Campaigners are working on the EU’s quota system. But Dan Watson, a U.K. designer, is trying to update the technology piece as well. His SafetyNet system--which has just won the international Dyson design award--brings more selectivity to trawling, targeting the wanted animals, while letting more of the rest go free.
The invention is an illuminated ring that alerts fish to an escape route from the net. Fishermen retrofit their nets with the device. Power comes from a circular turbine within the plastic that collects kinetic energy from the water.
Watson says one of the main problems with trawler nets is that as they are dragged, the holes get smaller, stopping younger fish from escaping. So, one job of the rings is simply to keep the holes open. The second is to light the way, as fish often don’t know they are within the net, because it’s dark, and the net is enormous.
"The rings act like a beacon to show them where the ways out are," he says. "The fish investigate, and it kickstarts their escape reaction, because they are thinking 'this isn’t normal.' When they get close to the ring, they can feel the stronger flow of water through the holes, and they can use that as a guide to get out."
Since graduating from college, Watson has set up a company to commercialize the design. He is now in "advanced prototyping," and is testing the rings with partners in Norway, the U.S., and the U.K. He estimates the current cost at $32 a device, but he thinks he can halve that through mass manufacture. Ideally, he would like governments to subsidize the technology, either directly, or by having it accepted as part of a quota arrangement. Effectively, fishermen would get more opportunity to fish, and make more money, if they could prove they were being more selective.
"One of the main reasons for the trials is to establish just how effective the rings are, and then to decide what kind of incentive scheme could be built around them," Watson says. "Depending on how efficient fishermen are, it would determine how many days at sea they would get."
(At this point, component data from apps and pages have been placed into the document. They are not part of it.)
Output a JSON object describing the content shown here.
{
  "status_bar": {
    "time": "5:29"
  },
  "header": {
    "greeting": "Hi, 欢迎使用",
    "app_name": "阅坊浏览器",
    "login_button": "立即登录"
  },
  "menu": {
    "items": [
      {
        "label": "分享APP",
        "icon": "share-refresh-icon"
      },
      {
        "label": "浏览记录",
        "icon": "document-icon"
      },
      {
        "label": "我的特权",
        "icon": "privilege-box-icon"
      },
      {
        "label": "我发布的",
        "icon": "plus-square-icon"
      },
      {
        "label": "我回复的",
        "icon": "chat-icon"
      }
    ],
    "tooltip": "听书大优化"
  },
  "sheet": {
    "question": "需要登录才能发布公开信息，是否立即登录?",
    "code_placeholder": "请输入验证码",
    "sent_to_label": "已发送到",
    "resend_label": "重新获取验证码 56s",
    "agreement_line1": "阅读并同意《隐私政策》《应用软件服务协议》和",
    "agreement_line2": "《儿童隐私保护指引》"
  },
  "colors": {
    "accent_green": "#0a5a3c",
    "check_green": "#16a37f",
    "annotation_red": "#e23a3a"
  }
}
The Dyson Award comes with a $16,000 first prize. Watson says he plans to use the cash for further development.